SOURCE INFORMATION
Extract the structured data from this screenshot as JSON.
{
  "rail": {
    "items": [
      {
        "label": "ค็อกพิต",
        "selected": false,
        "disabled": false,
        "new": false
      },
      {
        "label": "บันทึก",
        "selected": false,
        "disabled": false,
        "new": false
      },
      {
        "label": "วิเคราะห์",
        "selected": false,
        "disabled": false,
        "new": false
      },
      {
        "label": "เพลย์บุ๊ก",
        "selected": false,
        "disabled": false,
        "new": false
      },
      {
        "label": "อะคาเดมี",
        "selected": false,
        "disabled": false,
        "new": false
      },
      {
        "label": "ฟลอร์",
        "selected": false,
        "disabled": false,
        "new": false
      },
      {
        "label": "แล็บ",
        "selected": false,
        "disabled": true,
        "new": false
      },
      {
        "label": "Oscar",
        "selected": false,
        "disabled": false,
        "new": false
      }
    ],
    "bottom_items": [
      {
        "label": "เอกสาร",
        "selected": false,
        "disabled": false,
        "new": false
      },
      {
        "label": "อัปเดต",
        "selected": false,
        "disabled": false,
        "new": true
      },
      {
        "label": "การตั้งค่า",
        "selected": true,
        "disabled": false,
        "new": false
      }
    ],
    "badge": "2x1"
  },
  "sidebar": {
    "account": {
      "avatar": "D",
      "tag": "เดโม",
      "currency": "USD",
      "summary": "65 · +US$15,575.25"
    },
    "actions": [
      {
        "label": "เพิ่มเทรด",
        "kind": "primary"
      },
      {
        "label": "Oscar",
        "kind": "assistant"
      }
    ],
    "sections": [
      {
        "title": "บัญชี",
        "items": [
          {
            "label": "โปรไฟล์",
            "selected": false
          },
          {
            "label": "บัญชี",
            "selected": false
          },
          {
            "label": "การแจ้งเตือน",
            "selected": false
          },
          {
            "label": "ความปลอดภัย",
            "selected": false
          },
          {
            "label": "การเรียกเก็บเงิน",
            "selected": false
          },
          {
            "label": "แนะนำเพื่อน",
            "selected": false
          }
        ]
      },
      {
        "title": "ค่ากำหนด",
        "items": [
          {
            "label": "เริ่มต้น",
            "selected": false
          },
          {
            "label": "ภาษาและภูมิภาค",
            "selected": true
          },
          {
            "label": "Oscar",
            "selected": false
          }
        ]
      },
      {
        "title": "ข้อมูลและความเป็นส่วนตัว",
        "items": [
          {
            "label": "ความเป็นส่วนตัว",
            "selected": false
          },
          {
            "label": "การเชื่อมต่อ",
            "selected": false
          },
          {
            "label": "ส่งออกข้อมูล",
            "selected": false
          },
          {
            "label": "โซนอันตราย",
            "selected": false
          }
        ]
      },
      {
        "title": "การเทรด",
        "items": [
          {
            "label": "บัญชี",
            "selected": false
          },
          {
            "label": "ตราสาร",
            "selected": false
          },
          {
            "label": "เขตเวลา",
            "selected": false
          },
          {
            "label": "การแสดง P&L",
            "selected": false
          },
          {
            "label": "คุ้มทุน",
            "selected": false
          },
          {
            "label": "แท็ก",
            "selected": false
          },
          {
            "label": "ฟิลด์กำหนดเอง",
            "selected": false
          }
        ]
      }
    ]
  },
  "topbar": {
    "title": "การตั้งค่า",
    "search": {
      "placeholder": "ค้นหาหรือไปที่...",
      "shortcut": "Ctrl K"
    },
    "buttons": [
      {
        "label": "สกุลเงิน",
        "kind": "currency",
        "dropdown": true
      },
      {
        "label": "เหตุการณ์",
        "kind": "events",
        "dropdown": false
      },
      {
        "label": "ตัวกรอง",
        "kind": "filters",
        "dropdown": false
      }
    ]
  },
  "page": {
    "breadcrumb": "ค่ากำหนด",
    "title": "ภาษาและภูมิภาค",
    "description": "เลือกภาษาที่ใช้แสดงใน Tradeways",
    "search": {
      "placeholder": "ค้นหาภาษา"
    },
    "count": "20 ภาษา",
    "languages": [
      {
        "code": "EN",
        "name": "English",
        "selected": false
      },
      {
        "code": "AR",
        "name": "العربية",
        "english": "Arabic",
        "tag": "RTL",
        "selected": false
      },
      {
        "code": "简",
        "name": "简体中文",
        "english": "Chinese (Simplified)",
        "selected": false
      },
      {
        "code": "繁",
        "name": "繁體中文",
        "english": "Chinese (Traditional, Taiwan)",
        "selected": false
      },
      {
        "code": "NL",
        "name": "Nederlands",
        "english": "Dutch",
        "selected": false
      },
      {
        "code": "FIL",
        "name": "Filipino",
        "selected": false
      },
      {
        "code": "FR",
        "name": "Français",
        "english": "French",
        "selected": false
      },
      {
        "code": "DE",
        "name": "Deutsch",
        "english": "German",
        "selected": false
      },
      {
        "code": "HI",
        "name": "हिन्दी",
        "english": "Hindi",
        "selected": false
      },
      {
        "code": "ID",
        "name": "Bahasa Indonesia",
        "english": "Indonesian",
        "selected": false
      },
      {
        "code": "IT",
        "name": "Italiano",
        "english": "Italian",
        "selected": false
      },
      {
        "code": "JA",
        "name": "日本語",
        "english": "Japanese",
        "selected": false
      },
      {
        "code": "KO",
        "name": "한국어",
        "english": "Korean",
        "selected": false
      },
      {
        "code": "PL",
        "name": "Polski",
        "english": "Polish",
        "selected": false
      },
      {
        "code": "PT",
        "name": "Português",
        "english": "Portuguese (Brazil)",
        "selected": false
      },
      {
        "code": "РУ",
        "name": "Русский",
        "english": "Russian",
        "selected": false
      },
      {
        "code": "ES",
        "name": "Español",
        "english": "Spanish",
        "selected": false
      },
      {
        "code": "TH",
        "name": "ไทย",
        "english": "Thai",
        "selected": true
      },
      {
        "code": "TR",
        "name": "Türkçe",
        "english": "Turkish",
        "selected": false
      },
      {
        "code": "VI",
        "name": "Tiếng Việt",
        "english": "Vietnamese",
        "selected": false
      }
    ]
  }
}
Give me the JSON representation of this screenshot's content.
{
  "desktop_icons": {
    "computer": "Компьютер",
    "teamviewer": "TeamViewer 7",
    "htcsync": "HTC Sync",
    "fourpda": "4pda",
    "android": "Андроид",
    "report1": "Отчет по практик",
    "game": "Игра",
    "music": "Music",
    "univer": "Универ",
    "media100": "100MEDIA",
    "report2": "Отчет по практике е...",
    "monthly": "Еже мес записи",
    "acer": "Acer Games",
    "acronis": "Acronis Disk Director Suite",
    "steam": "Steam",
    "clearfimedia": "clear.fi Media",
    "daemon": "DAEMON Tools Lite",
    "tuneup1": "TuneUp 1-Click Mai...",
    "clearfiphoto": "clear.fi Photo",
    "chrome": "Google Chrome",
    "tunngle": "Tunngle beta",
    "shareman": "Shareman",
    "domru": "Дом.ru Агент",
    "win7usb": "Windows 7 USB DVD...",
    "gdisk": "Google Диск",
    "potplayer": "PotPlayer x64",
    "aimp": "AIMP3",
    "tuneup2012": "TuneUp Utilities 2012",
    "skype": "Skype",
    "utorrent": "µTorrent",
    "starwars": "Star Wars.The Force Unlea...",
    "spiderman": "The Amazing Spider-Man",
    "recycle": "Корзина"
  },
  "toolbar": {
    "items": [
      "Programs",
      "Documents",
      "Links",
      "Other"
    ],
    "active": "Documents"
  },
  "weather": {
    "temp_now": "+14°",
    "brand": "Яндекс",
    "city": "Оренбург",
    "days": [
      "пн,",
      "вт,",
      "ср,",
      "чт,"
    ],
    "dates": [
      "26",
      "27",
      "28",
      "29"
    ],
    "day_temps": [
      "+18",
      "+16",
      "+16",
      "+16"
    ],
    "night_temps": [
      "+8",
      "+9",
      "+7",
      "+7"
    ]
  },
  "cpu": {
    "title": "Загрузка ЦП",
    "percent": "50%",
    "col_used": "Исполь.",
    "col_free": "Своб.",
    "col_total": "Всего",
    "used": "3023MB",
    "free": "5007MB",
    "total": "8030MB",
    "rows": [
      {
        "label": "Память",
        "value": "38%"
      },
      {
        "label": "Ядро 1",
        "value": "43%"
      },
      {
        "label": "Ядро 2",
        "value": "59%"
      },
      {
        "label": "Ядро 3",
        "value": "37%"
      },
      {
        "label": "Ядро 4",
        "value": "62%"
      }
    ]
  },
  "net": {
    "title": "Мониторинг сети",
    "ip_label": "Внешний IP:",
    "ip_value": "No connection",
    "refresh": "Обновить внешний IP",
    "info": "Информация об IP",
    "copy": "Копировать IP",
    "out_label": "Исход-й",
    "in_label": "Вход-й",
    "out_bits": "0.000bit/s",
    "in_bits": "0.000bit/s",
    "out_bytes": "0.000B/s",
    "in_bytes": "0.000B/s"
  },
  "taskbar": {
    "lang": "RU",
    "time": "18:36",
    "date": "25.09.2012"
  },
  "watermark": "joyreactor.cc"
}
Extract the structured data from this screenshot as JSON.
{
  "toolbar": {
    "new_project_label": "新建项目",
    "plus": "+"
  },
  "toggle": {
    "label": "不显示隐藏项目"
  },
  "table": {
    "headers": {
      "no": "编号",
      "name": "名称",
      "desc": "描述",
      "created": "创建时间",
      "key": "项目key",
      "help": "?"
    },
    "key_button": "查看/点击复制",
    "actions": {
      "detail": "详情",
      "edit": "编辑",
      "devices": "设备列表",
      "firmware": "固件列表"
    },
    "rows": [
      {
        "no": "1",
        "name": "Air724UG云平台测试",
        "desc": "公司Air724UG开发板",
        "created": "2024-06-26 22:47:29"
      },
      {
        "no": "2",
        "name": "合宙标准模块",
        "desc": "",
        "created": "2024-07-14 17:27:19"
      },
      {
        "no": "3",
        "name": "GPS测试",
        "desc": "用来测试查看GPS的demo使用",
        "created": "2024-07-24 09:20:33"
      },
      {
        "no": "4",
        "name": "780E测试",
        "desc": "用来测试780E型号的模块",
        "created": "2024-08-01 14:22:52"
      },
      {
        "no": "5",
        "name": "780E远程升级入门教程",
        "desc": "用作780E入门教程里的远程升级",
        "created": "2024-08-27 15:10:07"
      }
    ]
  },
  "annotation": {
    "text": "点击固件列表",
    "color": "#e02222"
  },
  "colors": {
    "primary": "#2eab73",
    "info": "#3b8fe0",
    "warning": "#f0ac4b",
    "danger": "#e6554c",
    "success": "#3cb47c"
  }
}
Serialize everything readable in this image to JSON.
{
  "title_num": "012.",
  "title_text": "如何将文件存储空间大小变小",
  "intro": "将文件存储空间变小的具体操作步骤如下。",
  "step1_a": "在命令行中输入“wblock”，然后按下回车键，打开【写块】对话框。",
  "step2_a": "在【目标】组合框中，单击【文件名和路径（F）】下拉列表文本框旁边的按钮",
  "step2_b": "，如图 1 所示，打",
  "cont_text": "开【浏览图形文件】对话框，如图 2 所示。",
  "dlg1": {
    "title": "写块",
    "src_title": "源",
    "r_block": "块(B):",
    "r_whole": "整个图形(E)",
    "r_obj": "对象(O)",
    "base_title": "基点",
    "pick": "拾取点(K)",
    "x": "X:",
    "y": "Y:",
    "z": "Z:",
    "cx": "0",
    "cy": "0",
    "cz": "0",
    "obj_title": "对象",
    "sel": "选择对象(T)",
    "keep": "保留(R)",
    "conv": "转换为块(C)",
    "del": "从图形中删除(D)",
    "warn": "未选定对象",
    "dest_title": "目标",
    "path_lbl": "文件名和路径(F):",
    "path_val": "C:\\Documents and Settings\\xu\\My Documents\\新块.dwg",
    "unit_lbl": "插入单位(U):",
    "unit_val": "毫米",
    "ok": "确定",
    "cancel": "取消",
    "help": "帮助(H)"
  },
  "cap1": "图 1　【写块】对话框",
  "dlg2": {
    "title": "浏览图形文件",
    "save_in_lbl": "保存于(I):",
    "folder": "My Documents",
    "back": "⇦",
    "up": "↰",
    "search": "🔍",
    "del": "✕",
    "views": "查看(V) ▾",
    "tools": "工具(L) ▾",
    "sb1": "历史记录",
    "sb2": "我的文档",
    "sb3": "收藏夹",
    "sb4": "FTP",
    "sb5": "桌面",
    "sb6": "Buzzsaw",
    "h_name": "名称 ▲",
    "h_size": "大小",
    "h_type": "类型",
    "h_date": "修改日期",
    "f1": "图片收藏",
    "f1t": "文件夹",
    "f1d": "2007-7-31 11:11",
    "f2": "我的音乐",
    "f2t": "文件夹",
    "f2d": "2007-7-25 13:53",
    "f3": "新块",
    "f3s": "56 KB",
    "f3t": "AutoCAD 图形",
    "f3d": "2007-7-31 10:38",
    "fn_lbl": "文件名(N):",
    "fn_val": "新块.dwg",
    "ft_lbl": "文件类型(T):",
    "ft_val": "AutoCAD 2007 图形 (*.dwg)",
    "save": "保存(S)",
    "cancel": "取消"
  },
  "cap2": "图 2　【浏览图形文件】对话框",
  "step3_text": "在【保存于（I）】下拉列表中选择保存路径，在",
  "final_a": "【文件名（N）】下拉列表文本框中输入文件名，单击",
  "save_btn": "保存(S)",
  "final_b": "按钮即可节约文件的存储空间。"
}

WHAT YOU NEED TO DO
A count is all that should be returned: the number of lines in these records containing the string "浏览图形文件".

OUTPUT
3